When you respond, restate each record exactly as it is given.

__________________________________________________

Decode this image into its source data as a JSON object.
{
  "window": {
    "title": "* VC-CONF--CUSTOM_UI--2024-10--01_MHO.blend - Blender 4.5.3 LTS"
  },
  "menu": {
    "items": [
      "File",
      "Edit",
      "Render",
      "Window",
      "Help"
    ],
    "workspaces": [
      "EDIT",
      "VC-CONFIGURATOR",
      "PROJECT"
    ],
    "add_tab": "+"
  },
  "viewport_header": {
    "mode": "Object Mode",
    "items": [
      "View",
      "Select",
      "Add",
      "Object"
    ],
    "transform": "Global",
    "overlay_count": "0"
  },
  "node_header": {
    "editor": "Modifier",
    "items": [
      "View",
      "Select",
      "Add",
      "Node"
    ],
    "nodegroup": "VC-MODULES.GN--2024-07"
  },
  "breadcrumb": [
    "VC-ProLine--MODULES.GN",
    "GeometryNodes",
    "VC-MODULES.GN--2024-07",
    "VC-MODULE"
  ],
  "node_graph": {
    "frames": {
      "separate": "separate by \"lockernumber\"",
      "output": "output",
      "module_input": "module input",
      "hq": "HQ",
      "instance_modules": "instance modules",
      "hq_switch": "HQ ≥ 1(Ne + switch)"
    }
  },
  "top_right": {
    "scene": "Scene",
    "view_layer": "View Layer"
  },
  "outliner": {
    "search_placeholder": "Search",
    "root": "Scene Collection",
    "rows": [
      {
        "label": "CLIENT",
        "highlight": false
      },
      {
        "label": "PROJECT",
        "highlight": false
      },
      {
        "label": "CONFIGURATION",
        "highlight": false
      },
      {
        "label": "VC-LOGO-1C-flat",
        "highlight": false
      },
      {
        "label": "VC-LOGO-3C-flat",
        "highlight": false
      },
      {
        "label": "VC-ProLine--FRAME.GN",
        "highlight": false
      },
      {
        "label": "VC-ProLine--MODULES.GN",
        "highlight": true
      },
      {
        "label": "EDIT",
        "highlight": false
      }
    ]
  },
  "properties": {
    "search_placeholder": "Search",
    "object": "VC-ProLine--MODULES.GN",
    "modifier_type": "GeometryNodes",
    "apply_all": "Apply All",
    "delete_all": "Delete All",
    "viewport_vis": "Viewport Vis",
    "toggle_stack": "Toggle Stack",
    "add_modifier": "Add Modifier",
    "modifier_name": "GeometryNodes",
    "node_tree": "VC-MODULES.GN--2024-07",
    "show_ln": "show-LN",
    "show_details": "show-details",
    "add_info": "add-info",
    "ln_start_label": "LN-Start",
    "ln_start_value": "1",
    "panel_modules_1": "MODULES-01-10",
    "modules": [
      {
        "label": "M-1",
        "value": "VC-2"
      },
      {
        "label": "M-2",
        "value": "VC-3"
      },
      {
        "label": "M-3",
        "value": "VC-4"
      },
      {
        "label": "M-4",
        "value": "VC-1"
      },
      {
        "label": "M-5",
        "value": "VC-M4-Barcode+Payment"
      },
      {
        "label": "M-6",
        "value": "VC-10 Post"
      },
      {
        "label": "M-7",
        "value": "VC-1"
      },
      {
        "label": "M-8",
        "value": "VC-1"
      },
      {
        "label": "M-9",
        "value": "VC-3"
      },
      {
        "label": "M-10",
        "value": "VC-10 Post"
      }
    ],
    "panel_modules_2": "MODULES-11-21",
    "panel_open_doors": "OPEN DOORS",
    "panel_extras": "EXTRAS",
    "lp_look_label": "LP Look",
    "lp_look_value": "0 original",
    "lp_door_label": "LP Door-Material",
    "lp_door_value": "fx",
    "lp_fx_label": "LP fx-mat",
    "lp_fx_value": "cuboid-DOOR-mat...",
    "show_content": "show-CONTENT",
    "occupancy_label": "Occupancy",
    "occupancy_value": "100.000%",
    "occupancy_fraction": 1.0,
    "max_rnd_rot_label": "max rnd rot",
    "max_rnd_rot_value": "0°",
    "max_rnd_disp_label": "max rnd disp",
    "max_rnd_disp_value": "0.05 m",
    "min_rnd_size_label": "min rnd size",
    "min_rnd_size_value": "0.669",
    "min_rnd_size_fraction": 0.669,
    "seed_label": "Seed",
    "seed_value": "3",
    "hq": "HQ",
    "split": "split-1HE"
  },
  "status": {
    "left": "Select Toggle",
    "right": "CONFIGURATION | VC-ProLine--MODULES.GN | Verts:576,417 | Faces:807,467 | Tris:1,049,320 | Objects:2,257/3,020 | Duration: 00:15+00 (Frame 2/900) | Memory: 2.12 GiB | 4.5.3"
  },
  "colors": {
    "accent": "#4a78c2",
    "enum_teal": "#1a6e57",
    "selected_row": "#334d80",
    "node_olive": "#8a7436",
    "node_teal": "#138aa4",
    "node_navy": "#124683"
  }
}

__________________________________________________

Expected answer:
Decode this image into its source data as a JSON object.
{
  "window": {
    "title": "* VC-CONF--CUSTOM_UI--2024-10--01_MHO.blend - Blender 4.5.3 LTS"
  },
  "menu": {
    "items": [
      "File",
      "Edit",
      "Render",
      "Window",
      "Help"
    ],
    "workspaces": [
      "EDIT",
      "VC-CONFIGURATOR",
      "PROJECT"
    ],
    "add_tab": "+"
  },
  "viewport_header": {
    "mode": "Object Mode",
    "items": [
      "View",
      "Select",
      "Add",
      "Object"
    ],
    "transform": "Global",
    "overlay_count": "0"
  },
  "node_header": {
    "editor": "Modifier",
    "items": [
      "View",
      "Select",
      "Add",
      "Node"
    ],
    "nodegroup": "VC-MODULES.GN--2024-07"
  },
  "breadcrumb": [
    "VC-ProLine--MODULES.GN",
    "GeometryNodes",
    "VC-MODULES.GN--2024-07",
    "VC-MODULE"
  ],
  "node_graph": {
    "frames": {
      "separate": "separate by \"lockernumber\"",
      "output": "output",
      "module_input": "module input",
      "hq": "HQ",
      "instance_modules": "instance modules",
      "hq_switch": "HQ ≥ 1(Ne + switch)"
    }
  },
  "top_right": {
    "scene": "Scene",
    "view_layer": "View Layer"
  },
  "outliner": {
    "search_placeholder": "Search",
    "root": "Scene Collection",
    "rows": [
      {
        "label": "CLIENT",
        "highlight": false
      },
      {
        "label": "PROJECT",
        "highlight": false
      },
      {
        "label": "CONFIGURATION",
        "highlight": false
      },
      {
        "label": "VC-LOGO-1C-flat",
        "highlight": false
      },
      {
        "label": "VC-LOGO-3C-flat",
        "highlight": false
      },
      {
        "label": "VC-ProLine--FRAME.GN",
        "highlight": false
      },
      {
        "label": "VC-ProLine--MODULES.GN",
        "highlight": true
      },
      {
        "label": "EDIT",
        "highlight": false
      }
    ]
  },
  "properties": {
    "search_placeholder": "Search",
    "object": "VC-ProLine--MODULES.GN",
    "modifier_type": "GeometryNodes",
    "apply_all": "Apply All",
    "delete_all": "Delete All",
    "viewport_vis": "Viewport Vis",
    "toggle_stack": "Toggle Stack",
    "add_modifier": "Add Modifier",
    "modifier_name": "GeometryNodes",
    "node_tree": "VC-MODULES.GN--2024-07",
    "show_ln": "show-LN",
    "show_details": "show-details",
    "add_info": "add-info",
    "ln_start_label": "LN-Start",
    "ln_start_value": "1",
    "panel_modules_1": "MODULES-01-10",
    "modules": [
      {
        "label": "M-1",
        "value": "VC-2"
      },
      {
        "label": "M-2",
        "value": "VC-3"
      },
      {
        "label": "M-3",
        "value": "VC-4"
      },
      {
        "label": "M-4",
        "value": "VC-1"
      },
      {
        "label": "M-5",
        "value": "VC-M4-Barcode+Payment"
      },
      {
        "label": "M-6",
        "value": "VC-10 Post"
      },
      {
        "label": "M-7",
        "value": "VC-1"
      },
      {
        "label": "M-8",
        "value": "VC-1"
      },
      {
        "label": "M-9",
        "value": "VC-3"
      },
      {
        "label": "M-10",
        "value": "VC-10 Post"
      }
    ],
    "panel_modules_2": "MODULES-11-21",
    "panel_open_doors": "OPEN DOORS",
    "panel_extras": "EXTRAS",
    "lp_look_label": "LP Look",
    "lp_look_value": "0 original",
    "lp_door_label": "LP Door-Material",
    "lp_door_value": "fx",
    "lp_fx_label": "LP fx-mat",
    "lp_fx_value": "cuboid-DOOR-mat...",
    "show_content": "show-CONTENT",
    "occupancy_label": "Occupancy",
    "occupancy_value": "100.000%",
    "occupancy_fraction": 1.0,
    "max_rnd_rot_label": "max rnd rot",
    "max_rnd_rot_value": "0°",
    "max_rnd_disp_label": "max rnd disp",
    "max_rnd_disp_value": "0.05 m",
    "min_rnd_size_label": "min rnd size",
    "min_rnd_size_value": "0.669",
    "min_rnd_size_fraction": 0.669,
    "seed_label": "Seed",
    "seed_value": "3",
    "hq": "HQ",
    "split": "split-1HE"
  },
  "status": {
    "left": "Select Toggle",
    "right": "CONFIGURATION | VC-ProLine--MODULES.GN | Verts:576,417 | Faces:807,467 | Tris:1,049,320 | Objects:2,257/3,020 | Duration: 00:15+00 (Frame 2/900) | Memory: 2.12 GiB | 4.5.3"
  },
  "colors": {
    "accent": "#4a78c2",
    "enum_teal": "#1a6e57",
    "selected_row": "#334d80",
    "node_olive": "#8a7436",
    "node_teal": "#138aa4",
    "node_navy": "#124683"
  }
}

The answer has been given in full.